Flexibility: High

Social Engagement: High

What’s What: If you’re genuine and friendly and you like to “run the front of the house,” being a host(ess) at a fun restaurant could be a great way to get out there and make some cash.

Amava Take: You know what people want–they want a table. A good table. It’s the little things! Imagine if you were the one making sure people got the table they were hoping for! Restaurants are a team effort, and when you are on the “front lines” you’re the first person diners interact with, and it can be the start of an experience that will keep them coming back! The rest is up to the Chef!

From the Front Lines:

What kinds of candidates are you looking for to fill these jobs?

Charming, attentive people do so well in this role.

Any tips for first-timers to make it a productive and fulfilling experience?

Ask the staff who the regulars are so when they come in you can give them a special welcome.

What’s a typical daily schedule like?

Shift-based schedule.

From the Trenches:

What’s the most satisfying part of the job?

It’s always nice to see people coming in for special occasions or just to unwind from their busy schedules.

How would you describe the hard parts?

It’s always disappointing to turn people away or make them wait.

What’s your favorite cuisine?

For me, it’s all about comfort food.

Special Requirements: In general, hosts and hostesses with experience get priority, but if you’re a fan of the place and present well, that could be a way in.

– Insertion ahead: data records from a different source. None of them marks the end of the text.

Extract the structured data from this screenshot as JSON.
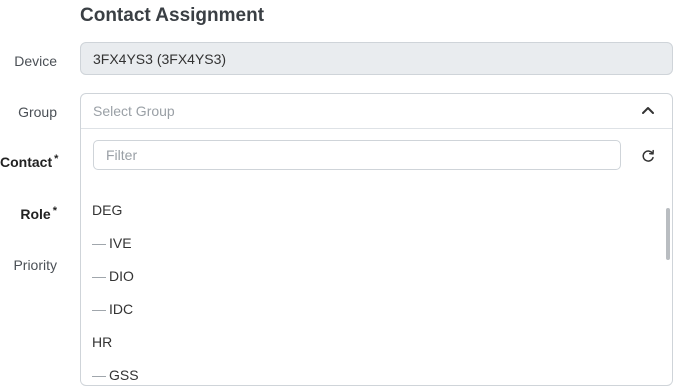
{
  "header": {
    "title": "Contact Assignment"
  },
  "form": {
    "device": {
      "label": "Device",
      "value": "3FX4YS3 (3FX4YS3)"
    },
    "group": {
      "label": "Group",
      "placeholder": "Select Group",
      "filter_placeholder": "Filter",
      "options": [
        {
          "text": "DEG",
          "child": false
        },
        {
          "text": "IVE",
          "child": true
        },
        {
          "text": "DIO",
          "child": true
        },
        {
          "text": "IDC",
          "child": true
        },
        {
          "text": "HR",
          "child": false
        },
        {
          "text": "GSS",
          "child": true
        }
      ]
    },
    "contact": {
      "label": "Contact",
      "required_mark": "*"
    },
    "role": {
      "label": "Role",
      "required_mark": "*"
    },
    "priority": {
      "label": "Priority"
    }
  },
  "icons": {
    "dropdown": "chevron-up-icon",
    "refresh": "refresh-icon"
  }
}
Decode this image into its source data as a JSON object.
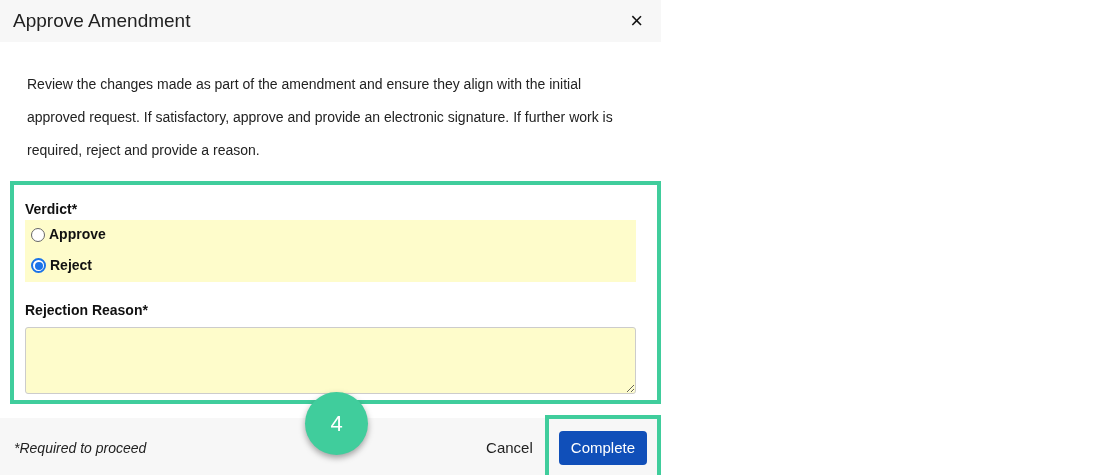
{
  "dialog": {
    "title": "Approve Amendment",
    "close": "×"
  },
  "description": "Review the changes made as part of the amendment and ensure they align with the initial approved request. If satisfactory, approve and provide an electronic signature. If further work is required, reject and provide a reason.",
  "verdict": {
    "label": "Verdict*",
    "options": [
      {
        "label": "Approve",
        "selected": false
      },
      {
        "label": "Reject",
        "selected": true
      }
    ]
  },
  "rejection_reason": {
    "label": "Rejection Reason*"
  },
  "footer": {
    "note": "*Required to proceed",
    "buttons": [
      "Cancel",
      "Complete"
    ]
  },
  "step_badge": "4"
}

Finding a Position: Check with restaurants that you love for openings. Listings on job boards are common. This gig-based job marketplace has many opportunities and the National Restaurant Association has tips, information and special events. This article and this article outline the traits that make a great host or hostess.